━━━ INPUT DATA
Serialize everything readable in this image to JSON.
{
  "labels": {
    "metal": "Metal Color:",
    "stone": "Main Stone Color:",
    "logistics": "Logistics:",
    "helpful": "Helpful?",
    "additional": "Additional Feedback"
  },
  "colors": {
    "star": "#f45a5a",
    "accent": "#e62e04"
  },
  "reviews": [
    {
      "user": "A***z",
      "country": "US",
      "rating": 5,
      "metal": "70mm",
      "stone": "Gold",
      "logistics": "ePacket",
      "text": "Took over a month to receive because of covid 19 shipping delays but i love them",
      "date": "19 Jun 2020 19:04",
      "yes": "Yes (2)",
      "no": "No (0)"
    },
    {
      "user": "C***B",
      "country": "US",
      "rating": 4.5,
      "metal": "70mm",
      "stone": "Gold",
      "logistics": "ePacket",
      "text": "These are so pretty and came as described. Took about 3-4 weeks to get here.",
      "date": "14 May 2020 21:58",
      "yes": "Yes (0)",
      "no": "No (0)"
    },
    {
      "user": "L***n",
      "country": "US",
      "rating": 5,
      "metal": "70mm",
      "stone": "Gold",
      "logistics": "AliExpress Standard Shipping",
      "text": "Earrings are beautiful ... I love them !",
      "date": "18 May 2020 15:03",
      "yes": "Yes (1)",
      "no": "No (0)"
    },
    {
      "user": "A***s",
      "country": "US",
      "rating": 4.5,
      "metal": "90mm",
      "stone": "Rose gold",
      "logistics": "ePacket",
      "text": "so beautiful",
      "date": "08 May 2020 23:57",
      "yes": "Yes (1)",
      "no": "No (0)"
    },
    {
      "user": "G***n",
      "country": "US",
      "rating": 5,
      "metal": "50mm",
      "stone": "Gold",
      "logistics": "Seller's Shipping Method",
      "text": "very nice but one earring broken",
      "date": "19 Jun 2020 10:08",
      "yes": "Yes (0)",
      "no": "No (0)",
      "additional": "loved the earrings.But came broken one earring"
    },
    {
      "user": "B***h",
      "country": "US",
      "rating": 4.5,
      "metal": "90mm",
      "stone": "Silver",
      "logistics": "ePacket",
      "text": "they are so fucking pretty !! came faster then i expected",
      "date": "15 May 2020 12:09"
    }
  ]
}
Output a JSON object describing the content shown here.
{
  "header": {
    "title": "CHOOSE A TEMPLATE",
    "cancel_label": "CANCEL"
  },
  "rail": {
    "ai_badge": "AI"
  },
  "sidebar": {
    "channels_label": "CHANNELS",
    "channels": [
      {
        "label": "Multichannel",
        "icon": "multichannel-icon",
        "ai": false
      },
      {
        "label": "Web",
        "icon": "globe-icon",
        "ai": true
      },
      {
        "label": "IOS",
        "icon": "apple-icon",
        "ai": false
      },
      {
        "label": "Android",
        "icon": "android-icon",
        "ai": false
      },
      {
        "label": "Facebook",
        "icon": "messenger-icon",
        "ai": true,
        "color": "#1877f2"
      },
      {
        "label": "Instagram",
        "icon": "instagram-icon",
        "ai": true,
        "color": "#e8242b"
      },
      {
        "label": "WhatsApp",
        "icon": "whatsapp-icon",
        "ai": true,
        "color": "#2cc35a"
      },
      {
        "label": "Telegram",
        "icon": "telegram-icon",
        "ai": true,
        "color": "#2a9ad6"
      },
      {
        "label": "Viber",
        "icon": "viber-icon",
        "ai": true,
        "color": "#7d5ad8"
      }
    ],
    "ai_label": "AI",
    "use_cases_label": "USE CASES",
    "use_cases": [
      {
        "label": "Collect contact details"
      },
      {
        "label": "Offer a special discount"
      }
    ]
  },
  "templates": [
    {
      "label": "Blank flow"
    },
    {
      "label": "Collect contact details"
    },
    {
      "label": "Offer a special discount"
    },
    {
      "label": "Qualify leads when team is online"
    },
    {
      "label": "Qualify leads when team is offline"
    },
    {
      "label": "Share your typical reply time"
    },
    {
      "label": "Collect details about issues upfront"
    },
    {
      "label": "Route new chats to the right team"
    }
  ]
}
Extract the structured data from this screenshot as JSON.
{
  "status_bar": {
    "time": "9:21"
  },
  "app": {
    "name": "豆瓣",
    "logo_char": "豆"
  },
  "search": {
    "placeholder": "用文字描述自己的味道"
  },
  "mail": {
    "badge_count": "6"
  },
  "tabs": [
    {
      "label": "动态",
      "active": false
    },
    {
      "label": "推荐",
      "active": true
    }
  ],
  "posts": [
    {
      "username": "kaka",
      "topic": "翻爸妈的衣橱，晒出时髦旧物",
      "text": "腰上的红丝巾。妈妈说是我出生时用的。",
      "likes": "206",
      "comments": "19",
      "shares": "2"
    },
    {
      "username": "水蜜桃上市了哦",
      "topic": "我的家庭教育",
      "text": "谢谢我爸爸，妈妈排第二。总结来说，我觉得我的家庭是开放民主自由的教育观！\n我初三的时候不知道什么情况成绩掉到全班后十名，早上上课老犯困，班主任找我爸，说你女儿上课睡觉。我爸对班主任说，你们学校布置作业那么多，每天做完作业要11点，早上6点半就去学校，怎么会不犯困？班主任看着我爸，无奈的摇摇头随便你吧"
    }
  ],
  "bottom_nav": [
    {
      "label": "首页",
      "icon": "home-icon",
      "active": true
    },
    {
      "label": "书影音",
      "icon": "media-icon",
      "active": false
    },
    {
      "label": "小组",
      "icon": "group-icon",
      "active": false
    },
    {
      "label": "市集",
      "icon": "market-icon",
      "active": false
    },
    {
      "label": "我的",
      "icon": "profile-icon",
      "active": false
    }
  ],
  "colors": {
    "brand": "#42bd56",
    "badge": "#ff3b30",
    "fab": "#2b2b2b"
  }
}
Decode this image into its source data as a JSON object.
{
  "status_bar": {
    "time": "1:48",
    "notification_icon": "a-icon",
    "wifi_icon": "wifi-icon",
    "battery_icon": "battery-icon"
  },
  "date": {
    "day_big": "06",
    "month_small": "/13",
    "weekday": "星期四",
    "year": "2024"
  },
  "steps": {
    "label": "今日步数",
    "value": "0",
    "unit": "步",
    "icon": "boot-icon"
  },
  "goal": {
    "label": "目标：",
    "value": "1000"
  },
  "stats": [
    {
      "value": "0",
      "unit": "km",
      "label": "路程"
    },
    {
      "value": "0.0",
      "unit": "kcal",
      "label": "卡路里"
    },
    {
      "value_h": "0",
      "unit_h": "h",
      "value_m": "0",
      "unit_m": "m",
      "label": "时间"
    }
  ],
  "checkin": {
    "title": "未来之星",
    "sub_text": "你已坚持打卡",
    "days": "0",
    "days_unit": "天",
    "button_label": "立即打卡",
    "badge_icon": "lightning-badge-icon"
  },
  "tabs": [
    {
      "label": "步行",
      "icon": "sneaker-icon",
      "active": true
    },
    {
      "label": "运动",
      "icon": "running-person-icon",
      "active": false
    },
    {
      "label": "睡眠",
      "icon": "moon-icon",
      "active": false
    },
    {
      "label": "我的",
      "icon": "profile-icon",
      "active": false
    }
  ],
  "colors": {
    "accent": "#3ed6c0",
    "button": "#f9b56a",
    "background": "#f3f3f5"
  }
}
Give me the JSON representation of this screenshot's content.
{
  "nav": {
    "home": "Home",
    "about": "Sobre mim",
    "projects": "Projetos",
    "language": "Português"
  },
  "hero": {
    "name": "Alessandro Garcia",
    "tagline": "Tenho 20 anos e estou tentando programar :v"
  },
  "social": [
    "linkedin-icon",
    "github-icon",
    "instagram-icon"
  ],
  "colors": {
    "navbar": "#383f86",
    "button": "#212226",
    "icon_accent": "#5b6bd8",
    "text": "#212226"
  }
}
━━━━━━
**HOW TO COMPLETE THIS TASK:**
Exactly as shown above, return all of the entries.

**ANSWER SECTION:**
Serialize everything readable in this image to JSON.
{
  "labels": {
    "metal": "Metal Color:",
    "stone": "Main Stone Color:",
    "logistics": "Logistics:",
    "helpful": "Helpful?",
    "additional": "Additional Feedback"
  },
  "colors": {
    "star": "#f45a5a",
    "accent": "#e62e04"
  },
  "reviews": [
    {
      "user": "A***z",
      "country": "US",
      "rating": 5,
      "metal": "70mm",
      "stone": "Gold",
      "logistics": "ePacket",
      "text": "Took over a month to receive because of covid 19 shipping delays but i love them",
      "date": "19 Jun 2020 19:04",
      "yes": "Yes (2)",
      "no": "No (0)"
    },
    {
      "user": "C***B",
      "country": "US",
      "rating": 4.5,
      "metal": "70mm",
      "stone": "Gold",
      "logistics": "ePacket",
      "text": "These are so pretty and came as described. Took about 3-4 weeks to get here.",
      "date": "14 May 2020 21:58",
      "yes": "Yes (0)",
      "no": "No (0)"
    },
    {
      "user": "L***n",
      "country": "US",
      "rating": 5,
      "metal": "70mm",
      "stone": "Gold",
      "logistics": "AliExpress Standard Shipping",
      "text": "Earrings are beautiful ... I love them !",
      "date": "18 May 2020 15:03",
      "yes": "Yes (1)",
      "no": "No (0)"
    },
    {
      "user": "A***s",
      "country": "US",
      "rating": 4.5,
      "metal": "90mm",
      "stone": "Rose gold",
      "logistics": "ePacket",
      "text": "so beautiful",
      "date": "08 May 2020 23:57",
      "yes": "Yes (1)",
      "no": "No (0)"
    },
    {
      "user": "G***n",
      "country": "US",
      "rating": 5,
      "metal": "50mm",
      "stone": "Gold",
      "logistics": "Seller's Shipping Method",
      "text": "very nice but one earring broken",
      "date": "19 Jun 2020 10:08",
      "yes": "Yes (0)",
      "no": "No (0)",
      "additional": "loved the earrings.But came broken one earring"
    },
    {
      "user": "B***h",
      "country": "US",
      "rating": 4.5,
      "metal": "90mm",
      "stone": "Silver",
      "logistics": "ePacket",
      "text": "they are so fucking pretty !! came faster then i expected",
      "date": "15 May 2020 12:09"
    }
  ]
}
Output a JSON object describing the content shown here.
{
  "header": {
    "title": "CHOOSE A TEMPLATE",
    "cancel_label": "CANCEL"
  },
  "rail": {
    "ai_badge": "AI"
  },
  "sidebar": {
    "channels_label": "CHANNELS",
    "channels": [
      {
        "label": "Multichannel",
        "icon": "multichannel-icon",
        "ai": false
      },
      {
        "label": "Web",
        "icon": "globe-icon",
        "ai": true
      },
      {
        "label": "IOS",
        "icon": "apple-icon",
        "ai": false
      },
      {
        "label": "Android",
        "icon": "android-icon",
        "ai": false
      },
      {
        "label": "Facebook",
        "icon": "messenger-icon",
        "ai": true,
        "color": "#1877f2"
      },
      {
        "label": "Instagram",
        "icon": "instagram-icon",
        "ai": true,
        "color": "#e8242b"
      },
      {
        "label": "WhatsApp",
        "icon": "whatsapp-icon",
        "ai": true,
        "color": "#2cc35a"
      },
      {
        "label": "Telegram",
        "icon": "telegram-icon",
        "ai": true,
        "color": "#2a9ad6"
      },
      {
        "label": "Viber",
        "icon": "viber-icon",
        "ai": true,
        "color": "#7d5ad8"
      }
    ],
    "ai_label": "AI",
    "use_cases_label": "USE CASES",
    "use_cases": [
      {
        "label": "Collect contact details"
      },
      {
        "label": "Offer a special discount"
      }
    ]
  },
  "templates": [
    {
      "label": "Blank flow"
    },
    {
      "label": "Collect contact details"
    },
    {
      "label": "Offer a special discount"
    },
    {
      "label": "Qualify leads when team is online"
    },
    {
      "label": "Qualify leads when team is offline"
    },
    {
      "label": "Share your typical reply time"
    },
    {
      "label": "Collect details about issues upfront"
    },
    {
      "label": "Route new chats to the right team"
    }
  ]
}
Extract the structured data from this screenshot as JSON.
{
  "status_bar": {
    "time": "9:21"
  },
  "app": {
    "name": "豆瓣",
    "logo_char": "豆"
  },
  "search": {
    "placeholder": "用文字描述自己的味道"
  },
  "mail": {
    "badge_count": "6"
  },
  "tabs": [
    {
      "label": "动态",
      "active": false
    },
    {
      "label": "推荐",
      "active": true
    }
  ],
  "posts": [
    {
      "username": "kaka",
      "topic": "翻爸妈的衣橱，晒出时髦旧物",
      "text": "腰上的红丝巾。妈妈说是我出生时用的。",
      "likes": "206",
      "comments": "19",
      "shares": "2"
    },
    {
      "username": "水蜜桃上市了哦",
      "topic": "我的家庭教育",
      "text": "谢谢我爸爸，妈妈排第二。总结来说，我觉得我的家庭是开放民主自由的教育观！\n我初三的时候不知道什么情况成绩掉到全班后十名，早上上课老犯困，班主任找我爸，说你女儿上课睡觉。我爸对班主任说，你们学校布置作业那么多，每天做完作业要11点，早上6点半就去学校，怎么会不犯困？班主任看着我爸，无奈的摇摇头随便你吧"
    }
  ],
  "bottom_nav": [
    {
      "label": "首页",
      "icon": "home-icon",
      "active": true
    },
    {
      "label": "书影音",
      "icon": "media-icon",
      "active": false
    },
    {
      "label": "小组",
      "icon": "group-icon",
      "active": false
    },
    {
      "label": "市集",
      "icon": "market-icon",
      "active": false
    },
    {
      "label": "我的",
      "icon": "profile-icon",
      "active": false
    }
  ],
  "colors": {
    "brand": "#42bd56",
    "badge": "#ff3b30",
    "fab": "#2b2b2b"
  }
}
Decode this image into its source data as a JSON object.
{
  "status_bar": {
    "time": "1:48",
    "notification_icon": "a-icon",
    "wifi_icon": "wifi-icon",
    "battery_icon": "battery-icon"
  },
  "date": {
    "day_big": "06",
    "month_small": "/13",
    "weekday": "星期四",
    "year": "2024"
  },
  "steps": {
    "label": "今日步数",
    "value": "0",
    "unit": "步",
    "icon": "boot-icon"
  },
  "goal": {
    "label": "目标：",
    "value": "1000"
  },
  "stats": [
    {
      "value": "0",
      "unit": "km",
      "label": "路程"
    },
    {
      "value": "0.0",
      "unit": "kcal",
      "label": "卡路里"
    },
    {
      "value_h": "0",
      "unit_h": "h",
      "value_m": "0",
      "unit_m": "m",
      "label": "时间"
    }
  ],
  "checkin": {
    "title": "未来之星",
    "sub_text": "你已坚持打卡",
    "days": "0",
    "days_unit": "天",
    "button_label": "立即打卡",
    "badge_icon": "lightning-badge-icon"
  },
  "tabs": [
    {
      "label": "步行",
      "icon": "sneaker-icon",
      "active": true
    },
    {
      "label": "运动",
      "icon": "running-person-icon",
      "active": false
    },
    {
      "label": "睡眠",
      "icon": "moon-icon",
      "active": false
    },
    {
      "label": "我的",
      "icon": "profile-icon",
      "active": false
    }
  ],
  "colors": {
    "accent": "#3ed6c0",
    "button": "#f9b56a",
    "background": "#f3f3f5"
  }
}
Give me the JSON representation of this screenshot's content.
{
  "nav": {
    "home": "Home",
    "about": "Sobre mim",
    "projects": "Projetos",
    "language": "Português"
  },
  "hero": {
    "name": "Alessandro Garcia",
    "tagline": "Tenho 20 anos e estou tentando programar :v"
  },
  "social": [
    "linkedin-icon",
    "github-icon",
    "instagram-icon"
  ],
  "colors": {
    "navbar": "#383f86",
    "button": "#212226",
    "icon_accent": "#5b6bd8",
    "text": "#212226"
  }
}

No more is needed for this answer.